I made sure that one of the supporting characters who was a fan-favorite, Freddy, had a more sizable role. I was also struck by a question that several readers asked: Am I supposed to like Danielle, who is Robert’s love interest and an important in-world figure? My answer is, no not necessarily. Hopefully you respect her. But I did allow some of other characters to voice some of those skeptical feelings about Danielle — she’s admirable but not always fun or kind.
Now, in the previous interview we did about The Philosopher’s Flight [which you can read here], you said you’d already started writing books three and four in this series, and that there may be as many as five by the time you’re done. Is that still the plan?
Book 3 is still early in the writing process. It takes inspiration from the race to break the sound barrier as well as early space exploration. There’s no clear publication date at this point — at least a couple of years.
I think five books (a pentalogy?) is about right for the story I’m trying to tell, about the backlash against philosophy and how it re-establishes its place in American life. I consider this to be a series. I hope the individual books stand well enough on their own that a casual reader could pick up one from the middle and read it without too much difficulty, but I think they’re more fun together.
As you know, some people wait until every book in a series is available, and then some of them read all of the books in a row. But is there any reason — and I mean a story-based one, not a PR or publishing one — why you think someone shouldn’t wait to read them? Or should? Or should but then shouldn’t binge read the whole series? Or should binge them all?
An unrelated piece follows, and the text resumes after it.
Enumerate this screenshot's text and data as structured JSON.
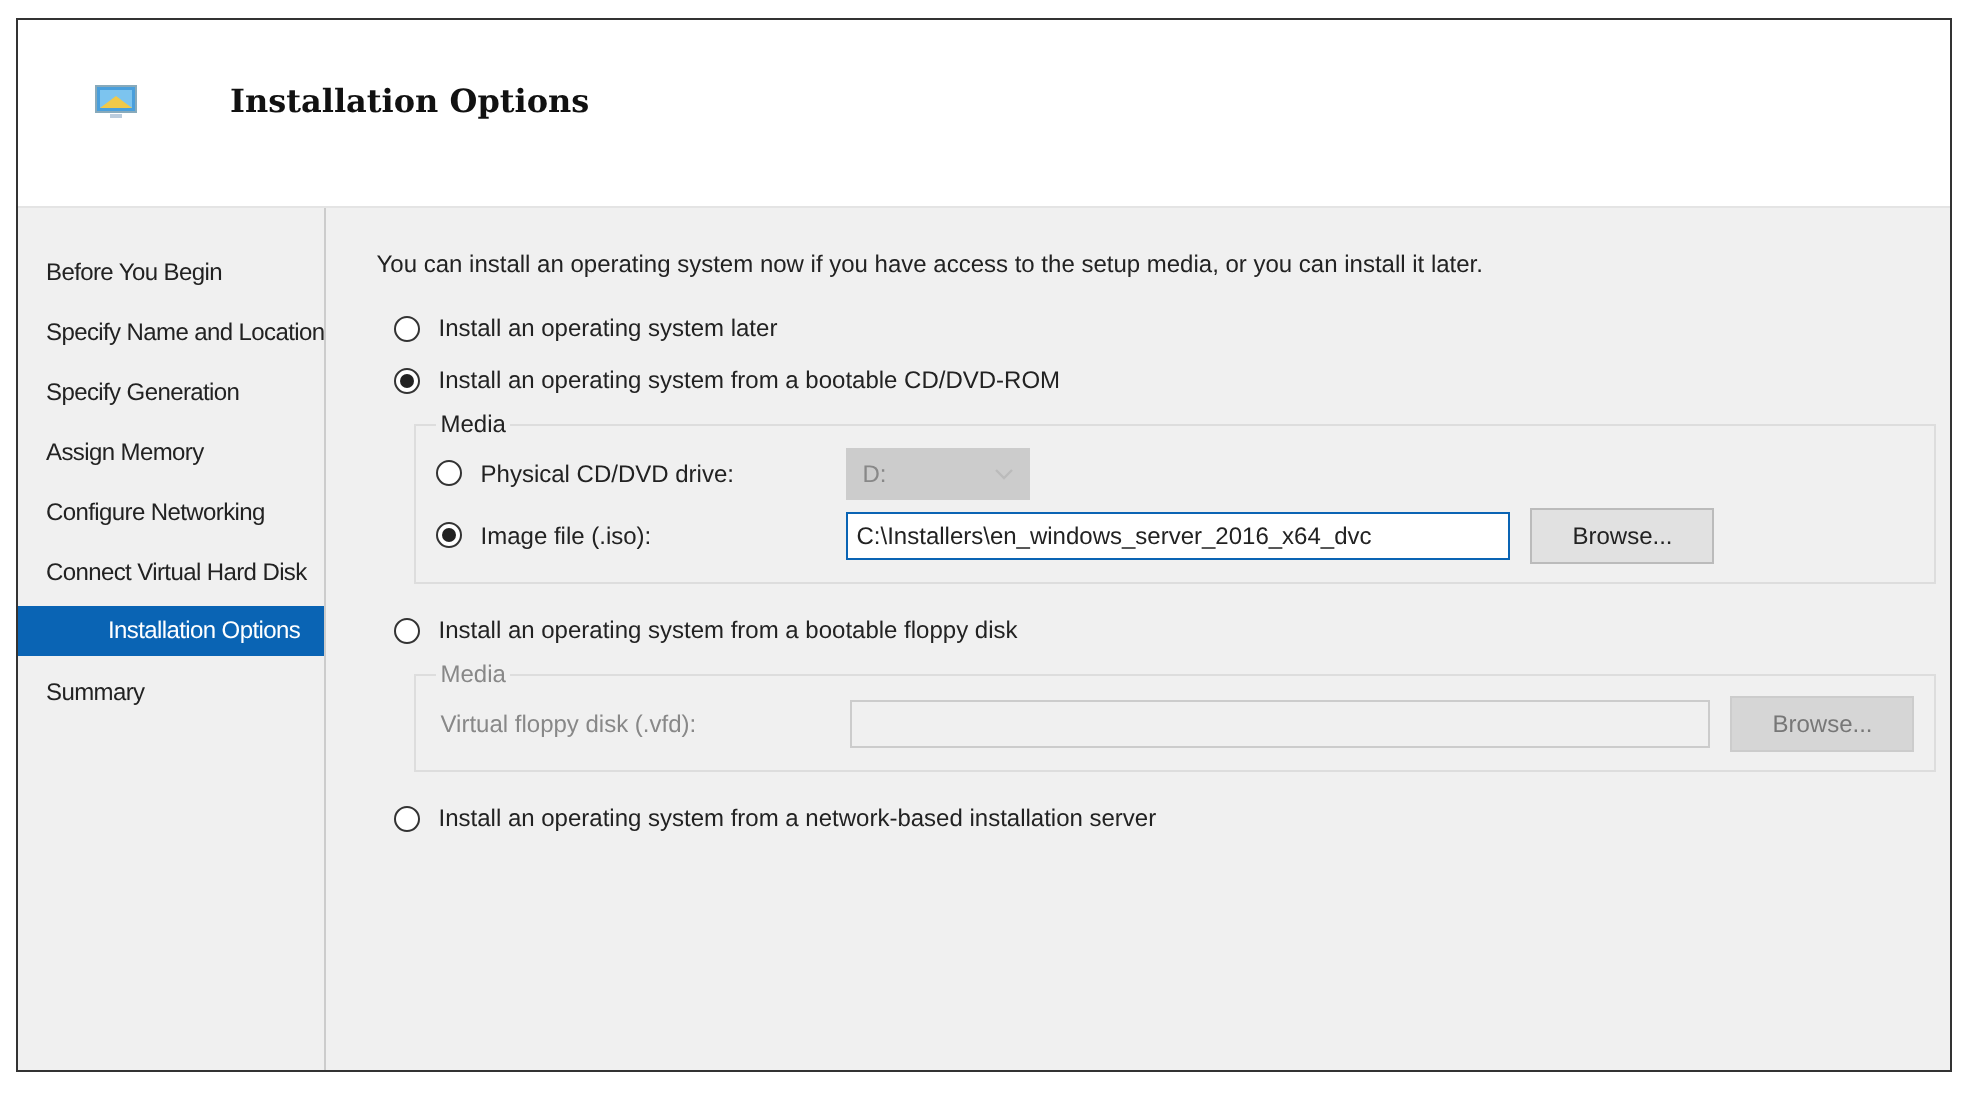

I grew up on unfinished series! Half the fun of The Wheel Of Time was the anticipation waiting for the next one to come out and then (two years later) trying to get back up to speed on all the minor developments in the last one that you’d forgotten. Or you pick up book 6 in the new Tom Swift series at the library after having read the first two and there’s a new character who’s appeared out of nowhere and upset the status quo. I’ll add that I first read Game Of Thrones in 1998 and I’m not in any hurry for George R.R. Martin to wrap up the series — I’ve read it off and on for twenty years. But in the Netflix age of binge watching of series — and the Amazon age, when nothing’s truly ever out of print (as opposed to whatever Scribner’s Books or the Wauwatosa Public Library had on the shelves) — I can understand the impulse for wanting the complete story, in the right order, all at once.
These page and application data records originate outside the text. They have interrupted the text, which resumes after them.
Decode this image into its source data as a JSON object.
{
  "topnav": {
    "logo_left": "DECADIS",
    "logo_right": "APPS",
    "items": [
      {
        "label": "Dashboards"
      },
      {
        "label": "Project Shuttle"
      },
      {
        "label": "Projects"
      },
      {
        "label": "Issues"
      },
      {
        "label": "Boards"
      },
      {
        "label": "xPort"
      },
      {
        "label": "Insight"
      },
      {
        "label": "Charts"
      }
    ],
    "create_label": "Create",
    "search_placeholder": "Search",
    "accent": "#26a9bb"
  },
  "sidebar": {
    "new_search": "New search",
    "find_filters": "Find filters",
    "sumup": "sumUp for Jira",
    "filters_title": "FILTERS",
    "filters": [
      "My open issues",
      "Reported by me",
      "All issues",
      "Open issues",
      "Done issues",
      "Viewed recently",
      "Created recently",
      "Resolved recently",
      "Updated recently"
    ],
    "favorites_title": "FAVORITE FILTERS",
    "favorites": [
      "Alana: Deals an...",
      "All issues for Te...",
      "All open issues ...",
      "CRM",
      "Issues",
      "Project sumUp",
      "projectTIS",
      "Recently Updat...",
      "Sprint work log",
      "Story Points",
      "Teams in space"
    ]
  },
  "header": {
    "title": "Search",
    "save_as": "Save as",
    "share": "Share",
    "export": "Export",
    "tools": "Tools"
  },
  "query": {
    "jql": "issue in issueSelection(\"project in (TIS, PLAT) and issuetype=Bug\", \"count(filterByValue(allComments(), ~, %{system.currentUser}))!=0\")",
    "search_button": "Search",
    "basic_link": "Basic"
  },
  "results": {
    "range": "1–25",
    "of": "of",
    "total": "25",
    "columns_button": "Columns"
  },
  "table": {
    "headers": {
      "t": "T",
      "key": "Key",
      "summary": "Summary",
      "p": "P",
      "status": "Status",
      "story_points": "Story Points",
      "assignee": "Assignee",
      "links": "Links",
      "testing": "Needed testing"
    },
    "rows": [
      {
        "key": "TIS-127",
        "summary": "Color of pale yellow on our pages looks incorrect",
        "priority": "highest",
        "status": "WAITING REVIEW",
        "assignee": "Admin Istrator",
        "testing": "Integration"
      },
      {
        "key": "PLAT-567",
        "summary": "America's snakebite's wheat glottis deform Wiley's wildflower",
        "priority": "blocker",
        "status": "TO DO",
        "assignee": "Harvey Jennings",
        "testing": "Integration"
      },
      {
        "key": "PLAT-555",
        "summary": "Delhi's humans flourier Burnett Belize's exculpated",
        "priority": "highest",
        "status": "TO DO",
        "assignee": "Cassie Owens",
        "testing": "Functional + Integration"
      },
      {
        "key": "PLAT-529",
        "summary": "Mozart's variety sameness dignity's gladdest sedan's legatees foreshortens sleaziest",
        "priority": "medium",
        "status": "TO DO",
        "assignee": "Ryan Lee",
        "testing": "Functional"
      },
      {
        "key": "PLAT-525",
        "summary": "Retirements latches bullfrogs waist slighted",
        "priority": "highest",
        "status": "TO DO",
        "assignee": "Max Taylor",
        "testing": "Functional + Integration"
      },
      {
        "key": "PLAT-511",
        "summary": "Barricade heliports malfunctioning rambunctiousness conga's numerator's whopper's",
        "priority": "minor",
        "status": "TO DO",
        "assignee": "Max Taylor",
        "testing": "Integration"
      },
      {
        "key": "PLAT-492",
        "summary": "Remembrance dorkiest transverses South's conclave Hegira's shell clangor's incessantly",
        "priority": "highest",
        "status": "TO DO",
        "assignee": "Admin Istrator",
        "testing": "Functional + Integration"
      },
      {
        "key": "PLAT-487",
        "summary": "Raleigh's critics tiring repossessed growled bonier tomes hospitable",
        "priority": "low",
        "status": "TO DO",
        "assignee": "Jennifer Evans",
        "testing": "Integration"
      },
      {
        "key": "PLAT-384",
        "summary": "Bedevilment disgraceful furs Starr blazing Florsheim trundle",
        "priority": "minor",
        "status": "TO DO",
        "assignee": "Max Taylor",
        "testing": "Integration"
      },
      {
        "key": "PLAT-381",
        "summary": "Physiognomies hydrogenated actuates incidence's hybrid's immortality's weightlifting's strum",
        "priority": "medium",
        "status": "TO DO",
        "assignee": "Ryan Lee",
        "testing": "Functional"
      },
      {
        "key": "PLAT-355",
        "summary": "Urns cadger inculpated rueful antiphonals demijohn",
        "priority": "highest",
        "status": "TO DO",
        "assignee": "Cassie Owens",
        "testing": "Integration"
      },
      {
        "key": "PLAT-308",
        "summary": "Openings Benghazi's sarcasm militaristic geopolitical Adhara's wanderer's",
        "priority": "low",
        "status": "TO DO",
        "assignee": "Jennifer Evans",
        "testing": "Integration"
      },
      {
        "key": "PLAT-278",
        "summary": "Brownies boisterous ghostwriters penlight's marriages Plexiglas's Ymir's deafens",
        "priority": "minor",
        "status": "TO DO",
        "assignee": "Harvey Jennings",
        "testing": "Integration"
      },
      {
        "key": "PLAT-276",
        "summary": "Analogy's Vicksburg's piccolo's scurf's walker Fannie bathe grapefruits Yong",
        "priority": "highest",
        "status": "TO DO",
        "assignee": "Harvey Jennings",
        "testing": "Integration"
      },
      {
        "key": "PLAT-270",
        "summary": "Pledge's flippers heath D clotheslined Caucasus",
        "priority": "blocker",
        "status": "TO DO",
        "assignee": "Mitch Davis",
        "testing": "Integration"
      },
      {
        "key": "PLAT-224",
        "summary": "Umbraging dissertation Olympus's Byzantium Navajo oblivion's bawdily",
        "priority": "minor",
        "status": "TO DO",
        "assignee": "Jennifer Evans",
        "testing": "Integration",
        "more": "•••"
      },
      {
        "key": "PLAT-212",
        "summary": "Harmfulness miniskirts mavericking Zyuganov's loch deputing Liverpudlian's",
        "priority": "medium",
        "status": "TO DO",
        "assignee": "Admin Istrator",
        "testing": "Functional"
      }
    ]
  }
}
You also said in that previous interview that there had been some interest in adapting The Philosopher’s Flight — and, by extension now, The Philosopher’s War — into a movie or TV show. Is there anything new to report in that regard?
Continued murmurs of interest with nothing concrete.
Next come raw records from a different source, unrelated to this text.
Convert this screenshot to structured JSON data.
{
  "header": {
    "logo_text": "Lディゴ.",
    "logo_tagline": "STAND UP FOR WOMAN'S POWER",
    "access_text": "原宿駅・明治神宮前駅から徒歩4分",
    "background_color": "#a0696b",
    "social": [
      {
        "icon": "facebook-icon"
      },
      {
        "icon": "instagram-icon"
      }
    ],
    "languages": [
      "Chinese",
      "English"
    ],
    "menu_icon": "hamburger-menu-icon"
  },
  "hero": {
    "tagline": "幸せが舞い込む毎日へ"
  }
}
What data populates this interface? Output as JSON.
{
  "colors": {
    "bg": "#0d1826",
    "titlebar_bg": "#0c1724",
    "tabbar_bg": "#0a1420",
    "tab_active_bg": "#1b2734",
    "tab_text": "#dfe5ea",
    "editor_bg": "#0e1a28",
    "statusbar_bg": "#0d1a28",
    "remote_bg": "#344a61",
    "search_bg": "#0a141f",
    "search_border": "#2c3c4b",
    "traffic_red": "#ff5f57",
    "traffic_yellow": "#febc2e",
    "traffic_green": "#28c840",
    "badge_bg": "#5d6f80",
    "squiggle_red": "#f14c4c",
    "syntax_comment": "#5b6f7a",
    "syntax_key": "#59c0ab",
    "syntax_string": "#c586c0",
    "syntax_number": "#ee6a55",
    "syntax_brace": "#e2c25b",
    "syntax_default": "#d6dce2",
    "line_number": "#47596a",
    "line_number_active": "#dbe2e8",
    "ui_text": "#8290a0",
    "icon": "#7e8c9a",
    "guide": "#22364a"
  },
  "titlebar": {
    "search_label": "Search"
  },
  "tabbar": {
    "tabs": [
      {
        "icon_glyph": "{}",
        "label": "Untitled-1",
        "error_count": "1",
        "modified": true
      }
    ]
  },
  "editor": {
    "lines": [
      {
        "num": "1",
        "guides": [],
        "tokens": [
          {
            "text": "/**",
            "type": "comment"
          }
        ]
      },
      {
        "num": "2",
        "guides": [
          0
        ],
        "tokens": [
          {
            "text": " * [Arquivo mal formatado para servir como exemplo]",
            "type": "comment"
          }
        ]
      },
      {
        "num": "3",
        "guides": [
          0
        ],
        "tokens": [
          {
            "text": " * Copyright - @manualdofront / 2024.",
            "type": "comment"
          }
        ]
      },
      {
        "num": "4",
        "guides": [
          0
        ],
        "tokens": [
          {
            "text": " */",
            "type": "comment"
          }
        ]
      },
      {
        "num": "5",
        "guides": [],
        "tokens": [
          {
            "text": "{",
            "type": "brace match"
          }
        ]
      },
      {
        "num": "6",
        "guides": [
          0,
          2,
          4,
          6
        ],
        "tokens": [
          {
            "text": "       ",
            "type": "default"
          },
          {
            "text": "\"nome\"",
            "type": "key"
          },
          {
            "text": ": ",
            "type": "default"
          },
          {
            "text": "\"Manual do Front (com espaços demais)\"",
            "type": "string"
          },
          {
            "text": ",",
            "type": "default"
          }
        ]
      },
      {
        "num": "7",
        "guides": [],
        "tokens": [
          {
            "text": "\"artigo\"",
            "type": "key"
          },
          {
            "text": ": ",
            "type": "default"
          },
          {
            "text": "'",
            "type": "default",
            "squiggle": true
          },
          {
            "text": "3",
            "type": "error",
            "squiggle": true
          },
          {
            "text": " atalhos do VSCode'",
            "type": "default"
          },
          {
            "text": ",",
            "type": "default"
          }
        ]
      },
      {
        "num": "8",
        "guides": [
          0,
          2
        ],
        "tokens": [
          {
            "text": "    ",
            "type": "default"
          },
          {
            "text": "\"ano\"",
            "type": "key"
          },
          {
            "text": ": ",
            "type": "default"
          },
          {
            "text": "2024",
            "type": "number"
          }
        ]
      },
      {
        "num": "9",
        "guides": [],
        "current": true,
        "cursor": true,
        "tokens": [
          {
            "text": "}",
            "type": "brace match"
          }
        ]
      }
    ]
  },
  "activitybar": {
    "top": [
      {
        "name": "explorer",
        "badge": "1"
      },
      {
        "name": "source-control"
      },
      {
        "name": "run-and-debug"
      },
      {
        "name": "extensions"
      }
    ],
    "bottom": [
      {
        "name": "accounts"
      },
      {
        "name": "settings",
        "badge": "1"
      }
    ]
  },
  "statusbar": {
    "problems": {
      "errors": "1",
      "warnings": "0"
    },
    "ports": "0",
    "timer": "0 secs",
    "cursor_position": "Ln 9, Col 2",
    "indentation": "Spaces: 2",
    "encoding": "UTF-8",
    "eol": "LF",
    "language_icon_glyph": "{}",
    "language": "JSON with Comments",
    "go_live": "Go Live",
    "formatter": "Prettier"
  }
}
I should also mention that the paperback edition of The Philosopher’s Flight came out a few months ago. Is it safe to assume it’s the same as the hardcover, that you didn’t add a new coda or a short story or anything?
No, no new Easter eggs.
Finally, if someone enjoys The Philosopher’s Flight and The Philosopher’s War, what would you suggest they read while waiting for book three to come out? Oh, and you can’t say Jonathan Strange & Mr. Norrell; you said that last time.
I found Naomi Alderman’s The Power fascinating. It starts with a similar conceit — women develop quasi-magical powers — and develops in a very different direction, both stylistically and plot-wise.